A perfect Irish salmon dinner is perfect for cold Irish winter nights and for that matter, any other night as well.

I’ve used the salmon roulade recipe for more than a decade and find it suits for both lunch and dinner. It originated at a small country house in West Cork where seafood is plentiful and popular; serve it with Guinness and Malt Brown Bread. For a more substantial meal, you’ll find the poached salmon with tarragon-leek-butter sauce totally guilt-free; serve it with boiled new potatoes and steamed Savoy cabbage.



Walnut Vinaigrette 

3 tablespoons roasted walnut oil 

1 tablespoon canola oil 

1 tablespoon white wine vinegar 

Salt and freshly ground pepper to taste


3/4 cup mayonnaise 

2 tablespoons Irish whiskey 

1 pound fresh crabmeat 

1/2 teaspoon fennel seeds 

8 slices smoked salmon

3 cups mixed greens 

1 avocado, peeled, pitted, and cut into 8 slices 

1/2 cup chopped walnuts 

  1. Make vinaigrette. Combine oils, vinegar, salt, and pepper in a sealable jar; cover, and shake until blended. Set aside.
  2. Make roulades. In a small bowl, whisk together mayonnaise and whiskey. Stir in crabmeat and fennel seeds. Spread crabmeat mixture onto slices of salmon, roll up into cylinder shapes, and refrigerate for 15 minutes.
  3. To serve, divide mixed greens among four salad plates. Place two roulades and two slices of avocado on each and sprinkle with walnuts. Drizzle vinaigrette over greens and serve with soda bread.



1 cup fine whole wheat flour, plus additional for sprinkling

1 cup coarse whole wheat flour or

1 cup each quick-cooking Irish oatmeal or oat bran

1/4 cup sugar

1/2 teaspoon baking soda

1/2 teaspoon salt

4 tablespoon unsalted butter, cut into small pieces

1 tablespoon barley malt extract (see Note)

3/4 cups buttermilk

3/4 cups Guinness stout

Softened butter for spreading

  1. Preheat oven to 375°F. Grease a 7-inch loaf pan and sprinkle with whole wheat flour.
  2. In a large mixing bowl, combine flours, oatmeal, oat or wheat bran, sugar, baking soda, and salt. With a pastry cutter or 2 forks, work in butter until mixture resembles coarse crumbs.
  3. Make a well in center, add malt, buttermilk, and Guinness, and mix with a wooden spoon to a porridge consistency. Do not overbeat. Transfer to prepared pan, sprinkle additional flour on top, and bake for 30 minutes.
  4. Reduce temperature to 325°F and bake for 30 minutes longer, or until a skewer inserted into center comes out clean. Turn oven off and let bread cool with door open for 30 minutes. Remove bread from pan and let cool completely on a wire rack before slicing. Serve slices spread with butter.

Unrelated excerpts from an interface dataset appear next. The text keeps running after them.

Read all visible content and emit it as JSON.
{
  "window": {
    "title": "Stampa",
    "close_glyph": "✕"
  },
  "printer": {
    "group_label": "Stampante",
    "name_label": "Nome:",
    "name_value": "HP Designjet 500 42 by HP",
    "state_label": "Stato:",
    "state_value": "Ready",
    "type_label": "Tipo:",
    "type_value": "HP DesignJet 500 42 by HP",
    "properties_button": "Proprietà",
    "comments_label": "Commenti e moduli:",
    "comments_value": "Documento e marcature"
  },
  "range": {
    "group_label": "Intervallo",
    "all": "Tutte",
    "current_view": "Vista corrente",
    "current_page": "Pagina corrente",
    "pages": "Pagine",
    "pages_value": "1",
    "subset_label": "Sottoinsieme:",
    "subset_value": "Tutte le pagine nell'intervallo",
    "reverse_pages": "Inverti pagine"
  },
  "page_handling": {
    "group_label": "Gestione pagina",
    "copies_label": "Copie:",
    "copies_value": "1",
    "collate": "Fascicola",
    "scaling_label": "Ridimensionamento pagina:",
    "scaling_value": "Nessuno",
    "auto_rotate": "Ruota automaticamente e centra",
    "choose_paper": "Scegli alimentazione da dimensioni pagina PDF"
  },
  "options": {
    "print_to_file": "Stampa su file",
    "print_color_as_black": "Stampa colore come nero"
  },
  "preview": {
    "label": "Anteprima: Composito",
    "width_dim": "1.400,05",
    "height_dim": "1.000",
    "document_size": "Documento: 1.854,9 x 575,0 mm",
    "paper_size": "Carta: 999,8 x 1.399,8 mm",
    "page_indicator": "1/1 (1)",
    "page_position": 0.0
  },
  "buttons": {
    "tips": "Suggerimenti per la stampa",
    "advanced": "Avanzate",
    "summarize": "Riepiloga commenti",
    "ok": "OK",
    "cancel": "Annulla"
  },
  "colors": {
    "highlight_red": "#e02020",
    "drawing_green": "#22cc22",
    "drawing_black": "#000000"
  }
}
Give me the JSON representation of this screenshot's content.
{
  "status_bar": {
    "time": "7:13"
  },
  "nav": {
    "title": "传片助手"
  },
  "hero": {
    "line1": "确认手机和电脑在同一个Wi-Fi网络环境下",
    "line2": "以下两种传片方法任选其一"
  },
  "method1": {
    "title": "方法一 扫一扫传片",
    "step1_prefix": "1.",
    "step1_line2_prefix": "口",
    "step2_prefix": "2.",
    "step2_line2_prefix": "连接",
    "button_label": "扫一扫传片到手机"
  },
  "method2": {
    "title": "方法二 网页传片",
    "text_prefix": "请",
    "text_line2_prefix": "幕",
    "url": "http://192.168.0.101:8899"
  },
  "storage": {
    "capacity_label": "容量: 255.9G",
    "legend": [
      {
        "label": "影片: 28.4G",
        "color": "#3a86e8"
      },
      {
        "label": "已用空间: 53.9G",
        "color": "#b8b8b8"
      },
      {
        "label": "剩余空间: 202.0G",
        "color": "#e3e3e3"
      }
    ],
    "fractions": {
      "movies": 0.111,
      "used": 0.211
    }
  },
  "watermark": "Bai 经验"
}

Note: Malt extract, also called barley malt, is available in health foods stores.




1/3 cup dry white wine

1/3 cup fish stock or clam broth

1 carrot, peeled and sliced

1 celery stalk with leaves, cut into 4 pieces

2 tbsp. minced fresh dill

6 (6-ounce) center-cut salmon fillets with skin

Salt and freshly ground pepper to taste

Lemon slices, fresh dill, and fresh tarragon for garnish


1 shallot, minced

1 leek, white part only, washed and sliced

3 tablespoons white wine vinegar

3 tablespoons dry white wine

12 tablespoons butter, cut into small pieces

1 1/2 teaspoons minced fresh tarragon or 1/2 teaspoon dried

Salt and white pepper to taste

  1. Make salmon. In a large skillet over medium heat, combine wine, stock or broth, carrot, celery stalk and leaves, and dill. Place salmon fillets, skin side down, in skillet and sprinkle with salt and pepper. Cover skillet tightly and simmer over medium-low heat for about 10 minutes, or until salmon is barely opaque in center.
  2. Remove from heat and let stand, covered, for 5 minutes. Transfer salmon to platter; discard poaching liquid. Cover salmon with plastic wrap and keep warm while preparing sauce, or chill at least 4 hours and serve cold.
  3. Make sauce. In a small saucepan, bring shallot, leek, vinegar, and wine to a boil. Reduce heat to medium and cook, uncovered, for about 10 minutes, or until liquid is reduced to about 2 tablespoons. Whisk in butter, 1 tablespoon at a time, and then add the tarragon, salt, and pepper. Keep warm in a double boiler over hot water, or reheat over gentle heat. Serve salmon with sauce, potatoes, and cabbage.

 Margaret Johnson’s “Recipes” page expands this year to “Ireland Hopping: Adventures in Food, Drink, and Travel.” For further details on her work, visit www.irishcook.com

This story first appeared in the Irish Echo. For more, visit their website here